When Jennifer Hope graduated in Business Entrepreneurship from Strathclyde University in 2013, she quickly put what she had learnt to the test resulting in an initiative that offers a solution to Britain’s housing shortage — and the building of her first home with her partner Mark Higgins.
As the daughter of Ian and Anne Hope, of Hope Homes Scotland, Jennifer had a firm base in the world of construction, and was working alongside pupils as part of the Knockroon Enterprise Initiative (a Hope Homes neighbourhood development scheme in conjunction with The Prince’s Foundation for Building Community). The pupils were tasked with designing and constructing eco-friendly garden products and as Jennifer and Mark were searching for an affordable home, the concept of an energy-efficient housing company was born.
So, in the year Jennifer turned 21, she also founded the aptly The Wee House Company and they built their own 40m² home for just £59,000.
- Name: Jennifer Hope and Mark Higgins
- Build cost: £59,000 (£1,475/m²)
- Build time: 2 months
- Location: East Ayrshire, Scotland
Fortunately there was an available plot of land adjoining Jennifer’s parents’ rural property in Ayrshire, Scotland. As the small home had been designed to exceed regulatory standards, it was eligible for mortgage lending, and easily passed through the planning process.
Jennifer and Mark wanted to build a home that was highly energy efficient, and affordable. The answer was to design a scaled-down house which Jennifer did with the help of her father and some input from Ben Pentreath, the architect involved in Knockroon.
The small house is naturally well-lit thanks to thoughtful window positioning and French doors
Space Saving Design
Given the size of the floorplan, the interiors feel surprisingly spacious, with a kitchen and living area separated from the bedroom and bathroom by a small area of circulation space. It’s here that the property’s one, albeit good-sized, cupboard is located. Due to the home’s limited space, designing in creative storage solutions was a must. “We had to be innovative to fit enough bedroom storage in for two people, so I designed two wardrobes either side of the bed that also incorporate bedside tables. The joiners who were working on the house were more than happy to build them for us from MDF, which also meant they were very cost-effective,” explains Jennifer.
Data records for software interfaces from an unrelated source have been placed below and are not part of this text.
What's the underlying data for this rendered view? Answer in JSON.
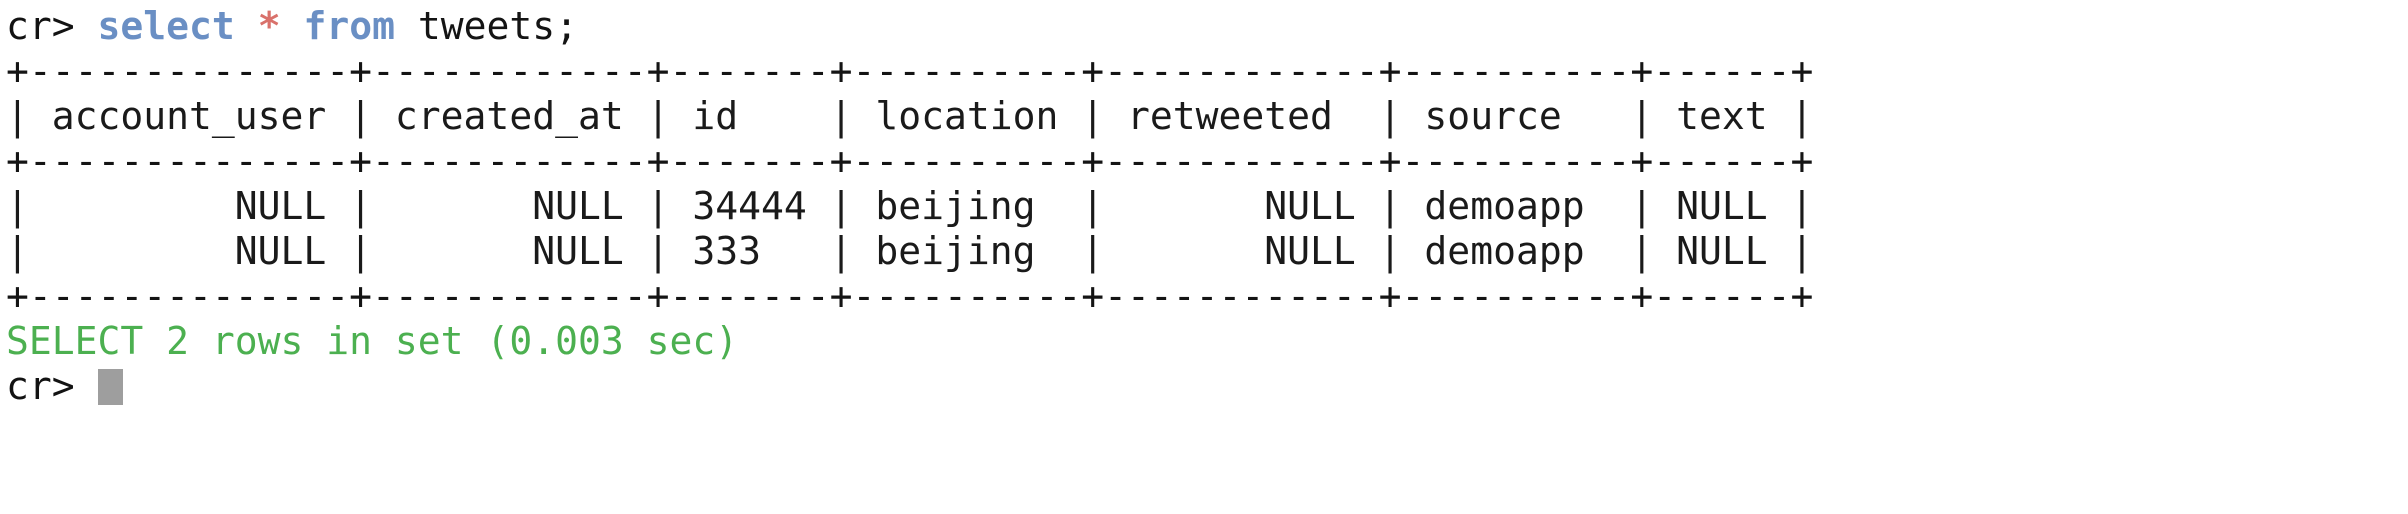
{
  "terminal": {
    "app": "crash (CrateDB shell)",
    "prompt_symbol": "cr>",
    "colors": {
      "background": "#ffffff",
      "foreground": "#141414",
      "keyword": "#6a8fc4",
      "operator": "#d9716b",
      "success": "#4cb050",
      "cursor": "#9e9e9e"
    }
  },
  "command_line": {
    "prompt": "cr> ",
    "keyword_select": "select",
    "star": "*",
    "keyword_from": "from",
    "table": "tweets;",
    "full_text": "cr> select * from tweets;"
  },
  "result_table": {
    "top_rule": "+--------------+------------+-------+----------+------------+----------+------+",
    "header_row": "| account_user | created_at | id    | location | retweeted  | source   | text |",
    "mid_rule": "+--------------+------------+-------+----------+------------+----------+------+",
    "bottom_rule": "+--------------+------------+-------+----------+------------+----------+------+",
    "columns": [
      "account_user",
      "created_at",
      "id",
      "location",
      "retweeted",
      "source",
      "text"
    ],
    "rows": [
      {
        "line": "|         NULL |       NULL | 34444 | beijing  |       NULL | demoapp  | NULL |",
        "account_user": "NULL",
        "created_at": "NULL",
        "id": "34444",
        "location": "beijing",
        "retweeted": "NULL",
        "source": "demoapp",
        "text": "NULL"
      },
      {
        "line": "|         NULL |       NULL | 333   | beijing  |       NULL | demoapp  | NULL |",
        "account_user": "NULL",
        "created_at": "NULL",
        "id": "333",
        "location": "beijing",
        "retweeted": "NULL",
        "source": "demoapp",
        "text": "NULL"
      }
    ]
  },
  "status_line": {
    "text": "SELECT 2 rows in set (0.003 sec)",
    "statement": "SELECT",
    "row_count": "2",
    "duration_sec": "0.003"
  },
  "final_prompt": {
    "prompt": "cr> ",
    "input_value": ""
  }
}
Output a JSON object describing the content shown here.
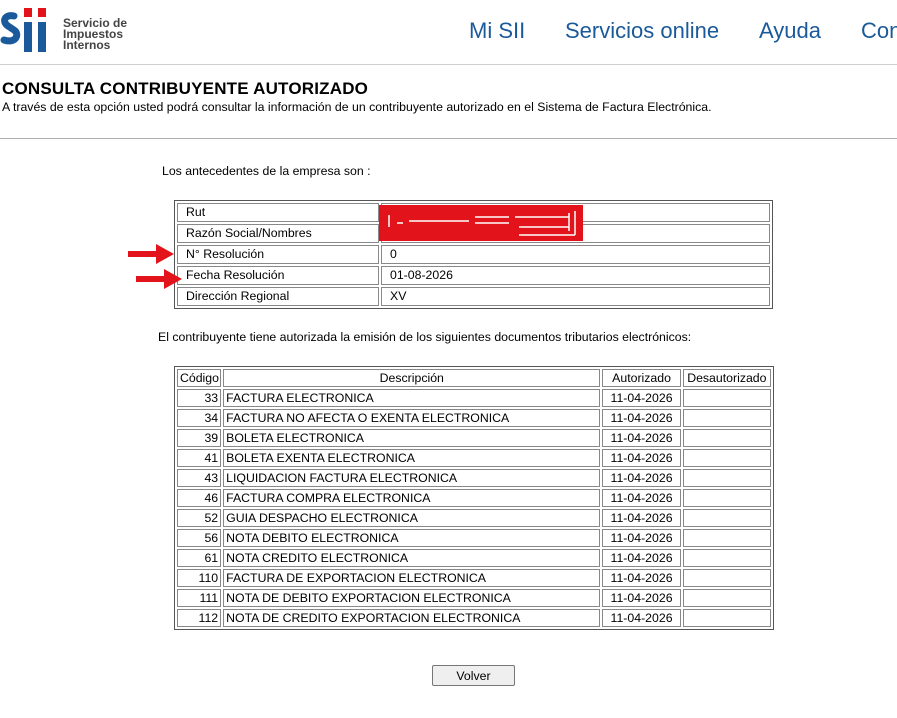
{
  "header": {
    "logo_lines": [
      "Servicio de",
      "Impuestos",
      "Internos"
    ],
    "nav": [
      "Mi SII",
      "Servicios online",
      "Ayuda",
      "Con"
    ]
  },
  "page": {
    "title": "CONSULTA CONTRIBUYENTE AUTORIZADO",
    "description": "A través de esta opción usted podrá consultar la información de un contribuyente autorizado en el Sistema de Factura Electrónica.",
    "intro": "Los antecedentes de la empresa son :"
  },
  "company": [
    {
      "label": "Rut",
      "value": ""
    },
    {
      "label": "Razón Social/Nombres",
      "value": ""
    },
    {
      "label": "N° Resolución",
      "value": "0"
    },
    {
      "label": "Fecha Resolución",
      "value": "01-08-2026"
    },
    {
      "label": "Dirección Regional",
      "value": "XV"
    }
  ],
  "documents": {
    "intro": "El contribuyente tiene autorizada la emisión de los siguientes documentos tributarios electrónicos:",
    "headers": [
      "Código",
      "Descripción",
      "Autorizado",
      "Desautorizado"
    ],
    "rows": [
      {
        "code": "33",
        "desc": "FACTURA ELECTRONICA",
        "auth": "11-04-2026",
        "unauth": ""
      },
      {
        "code": "34",
        "desc": "FACTURA NO AFECTA O EXENTA ELECTRONICA",
        "auth": "11-04-2026",
        "unauth": ""
      },
      {
        "code": "39",
        "desc": "BOLETA ELECTRONICA",
        "auth": "11-04-2026",
        "unauth": ""
      },
      {
        "code": "41",
        "desc": "BOLETA EXENTA ELECTRONICA",
        "auth": "11-04-2026",
        "unauth": ""
      },
      {
        "code": "43",
        "desc": "LIQUIDACION FACTURA ELECTRONICA",
        "auth": "11-04-2026",
        "unauth": ""
      },
      {
        "code": "46",
        "desc": "FACTURA COMPRA ELECTRONICA",
        "auth": "11-04-2026",
        "unauth": ""
      },
      {
        "code": "52",
        "desc": "GUIA DESPACHO ELECTRONICA",
        "auth": "11-04-2026",
        "unauth": ""
      },
      {
        "code": "56",
        "desc": "NOTA DEBITO ELECTRONICA",
        "auth": "11-04-2026",
        "unauth": ""
      },
      {
        "code": "61",
        "desc": "NOTA CREDITO ELECTRONICA",
        "auth": "11-04-2026",
        "unauth": ""
      },
      {
        "code": "110",
        "desc": "FACTURA DE EXPORTACION ELECTRONICA",
        "auth": "11-04-2026",
        "unauth": ""
      },
      {
        "code": "111",
        "desc": "NOTA DE DEBITO EXPORTACION ELECTRONICA",
        "auth": "11-04-2026",
        "unauth": ""
      },
      {
        "code": "112",
        "desc": "NOTA DE CREDITO EXPORTACION ELECTRONICA",
        "auth": "11-04-2026",
        "unauth": ""
      }
    ]
  },
  "button": {
    "volver": "Volver"
  },
  "colors": {
    "brand": "#1a5a9a",
    "redaction": "#e3131b",
    "arrow": "#e3131b"
  },
  "icons": {
    "logo": "sii-logo",
    "annotation": "red-arrow-icon"
  }
}
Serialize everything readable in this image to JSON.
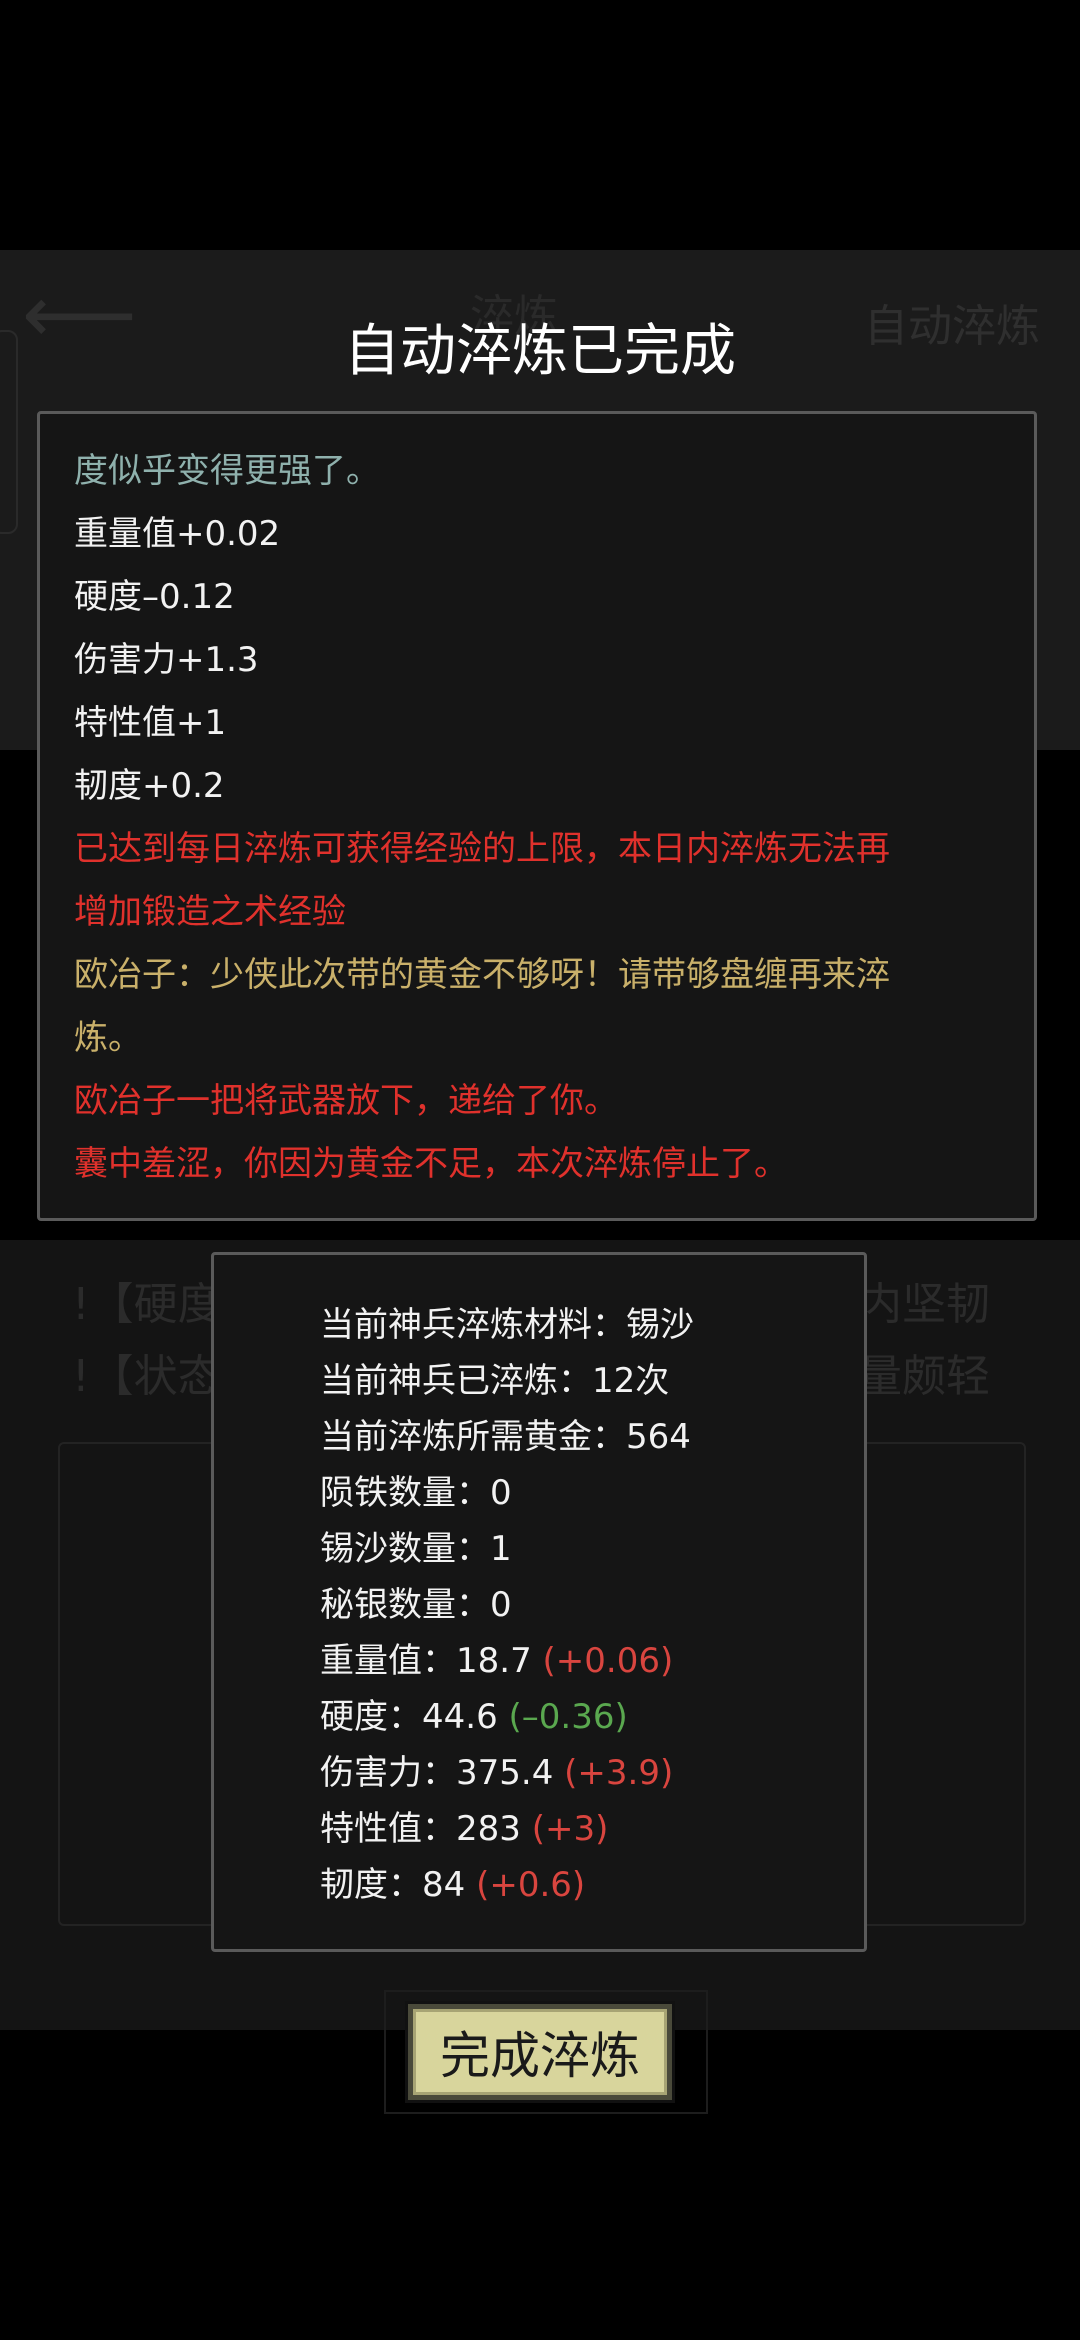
{
  "title": "自动淬炼已完成",
  "log_lines": [
    {
      "text": "度似乎变得更强了。",
      "color": "#8fb1ad"
    },
    {
      "text": "重量值+0.02",
      "color": "#f2f2f2"
    },
    {
      "text": "硬度–0.12",
      "color": "#f2f2f2"
    },
    {
      "text": "伤害力+1.3",
      "color": "#f2f2f2"
    },
    {
      "text": "特性值+1",
      "color": "#f2f2f2"
    },
    {
      "text": "韧度+0.2",
      "color": "#f2f2f2"
    },
    {
      "text": "已达到每日淬炼可获得经验的上限，本日内淬炼无法再",
      "color": "#e0312c"
    },
    {
      "text": "增加锻造之术经验",
      "color": "#e0312c"
    },
    {
      "text": "欧冶子：少侠此次带的黄金不够呀！请带够盘缠再来淬",
      "color": "#c9b06a"
    },
    {
      "text": "炼。",
      "color": "#c9b06a"
    },
    {
      "text": "欧冶子一把将武器放下，递给了你。",
      "color": "#e0312c"
    },
    {
      "text": "囊中羞涩，你因为黄金不足，本次淬炼停止了。",
      "color": "#e0312c"
    }
  ],
  "stats": {
    "material": "当前神兵淬炼材料：锡沙",
    "refined_count": "当前神兵已淬炼：12次",
    "gold_needed": "当前淬炼所需黄金：564",
    "meteor_iron": "陨铁数量：0",
    "tin_sand": "锡沙数量：1",
    "mithril": "秘银数量：0",
    "weight_label": "重量值：18.7",
    "weight_delta": "(+0.06)",
    "hardness_label": "硬度：44.6",
    "hardness_delta": "(–0.36)",
    "damage_label": "伤害力：375.4",
    "damage_delta": "(+3.9)",
    "trait_label": "特性值：283",
    "trait_delta": "(+3)",
    "toughness_label": "韧度：84",
    "toughness_delta": "(+0.6)"
  },
  "done_button": "完成淬炼",
  "background": {
    "header_center": "淬炼",
    "header_right": "自动淬炼",
    "row1_left": "!【硬度",
    "row1_right": "内坚韧",
    "row2_left": "!【状态",
    "row2_right": "量颇轻"
  }
}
A built-in storage seat positioned in the entrance porch is another clever idea, which Jennifer again commissioned the joiners to craft. Finished with a high-level shelf and a row of coat hooks, it makes the small space both practical and welcoming. Internally, the Wee House has been injected with character thanks to a considered interior scheme. Traditional deep-moulded skirting boards, four-panelled doors, and walls lined with painted vertical beaded MDF board that look like tongue-and-groove.
The bespoke wardrobes were made by the couple’s joiners and feature built-in bedside tables to make use of every inch of space
Budget and Eco
As well as sticking to a minimum size that would keep costs down, Jennifer and Mark made sure they decided on all of their fixtures, finishes and suppliers before they started to build. That way, they kept a firm grasp on their budget and there were no surprises.
They also made a saving on the roof by opting for an easily transportable Prelaq Nova roof (by Dobel Nova), over slate or tile. This is a modern pre-painted steel that can be used for wall cladding as well as for roofs. It has a 30-year guarantee and costs just £9/m². On top of this the product also has green credentials as it uses no potentially toxic CFC gases and is fully recyclable.
Below the steel roof, Jennifer used under-slating felt and 18mm sarking; a ventilator nailed between rafters provides a continuous ventilation duct. Two layers of quilt insulation, each 200mm thick, have been placed between and over the trusses.
The benefit of the highly insulated 9mm MDF walls is that they’re also fire-retardant. Inside, all the floors – except from the bedroom floor – are painted chipboard. Using such a limited palette of materials cuts costs and will work well for buying power as a company.
The kitchen is small but well designed which ensures it is practical. The dining table can be opened out to seat four when they have guests
Jennifer and Mark managed the project themselves and handled everything from obtaining planning and a building warrant, to the groundworks. Forward planning meant that the house was prefabricated and erected on the site in just six weeks.
The Wee House Company was registered in June 2013 – dad Ian is also a partner – and the company now build and erect a Wee House to order virtually anywhere in a matter of weeks. Although designed for permanent living, houses can also be portable if required.
Like so many building projects, the devil is always in the detail, and in this instance the unique selling point is a design that can be customised to create a bespoke home to suit the individual’s needs. “Essentially it’s a self-build home for people who don’t have the time to self-build,” says Jennifer.